◆ EXERCISE AIM ◆
Please write out every entry below exactly, leaving out any pictures.

◆ ◆ ◆

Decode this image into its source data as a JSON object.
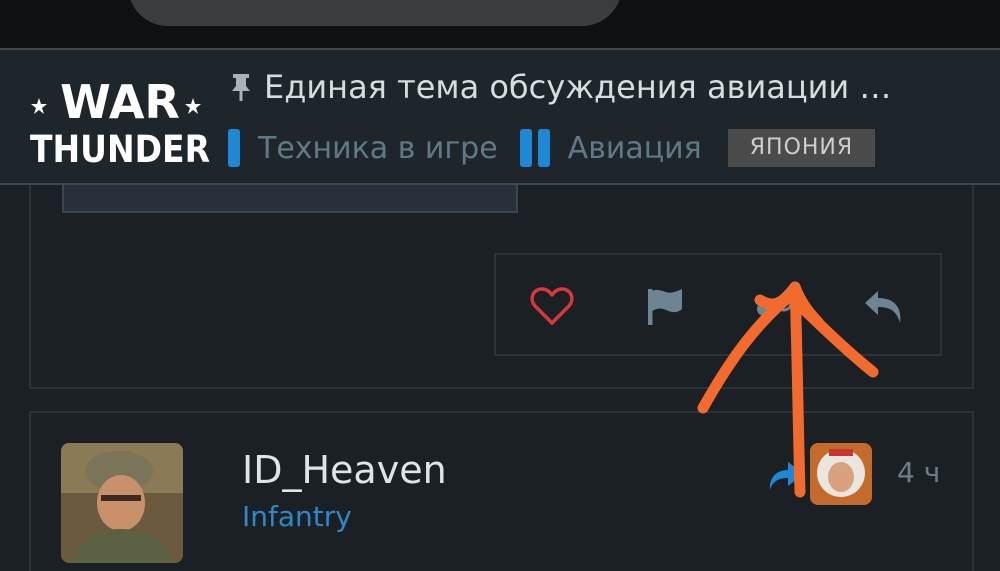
{
  "header": {
    "logo_text": [
      "WAR",
      "THUNDER"
    ],
    "topic_title": "Единая тема обсуждения авиации …",
    "breadcrumbs": [
      "Техника в игре",
      "Авиация"
    ],
    "tag": "ЯПОНИЯ"
  },
  "post_actions": {
    "icons": [
      "heart-icon",
      "flag-icon",
      "link-icon",
      "reply-icon"
    ]
  },
  "next_post": {
    "username": "ID_Heaven",
    "group": "Infantry",
    "time": "4 ч"
  },
  "colors": {
    "background": "#1a2024",
    "header_bg": "#1e262b",
    "accent_blue": "#1d88d6",
    "like_red": "#d9383a",
    "annotation_orange": "#f26a2e"
  }
}
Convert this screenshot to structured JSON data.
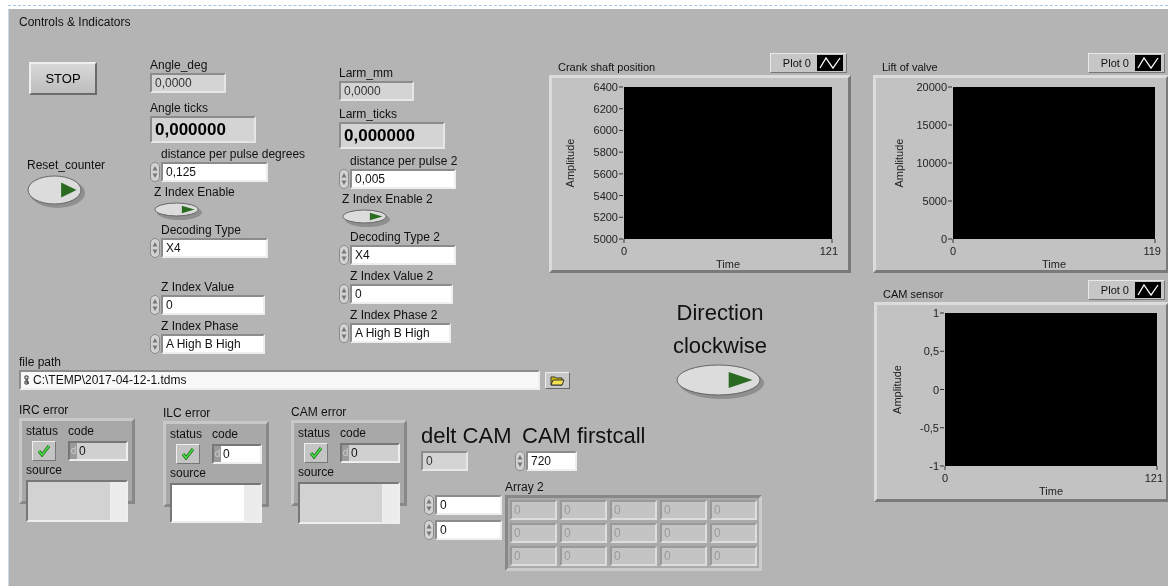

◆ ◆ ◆

◆ YOUR RESPONSE ◆
Decode this image into its source data as a JSON object.
{
  "header": {
    "logo_text": [
      "WAR",
      "THUNDER"
    ],
    "topic_title": "Единая тема обсуждения авиации …",
    "breadcrumbs": [
      "Техника в игре",
      "Авиация"
    ],
    "tag": "ЯПОНИЯ"
  },
  "post_actions": {
    "icons": [
      "heart-icon",
      "flag-icon",
      "link-icon",
      "reply-icon"
    ]
  },
  "next_post": {
    "username": "ID_Heaven",
    "group": "Infantry",
    "time": "4 ч"
  },
  "colors": {
    "background": "#1a2024",
    "header_bg": "#1e262b",
    "accent_blue": "#1d88d6",
    "like_red": "#d9383a",
    "annotation_orange": "#f26a2e"
  }
}
Convert this screenshot to structured JSON data.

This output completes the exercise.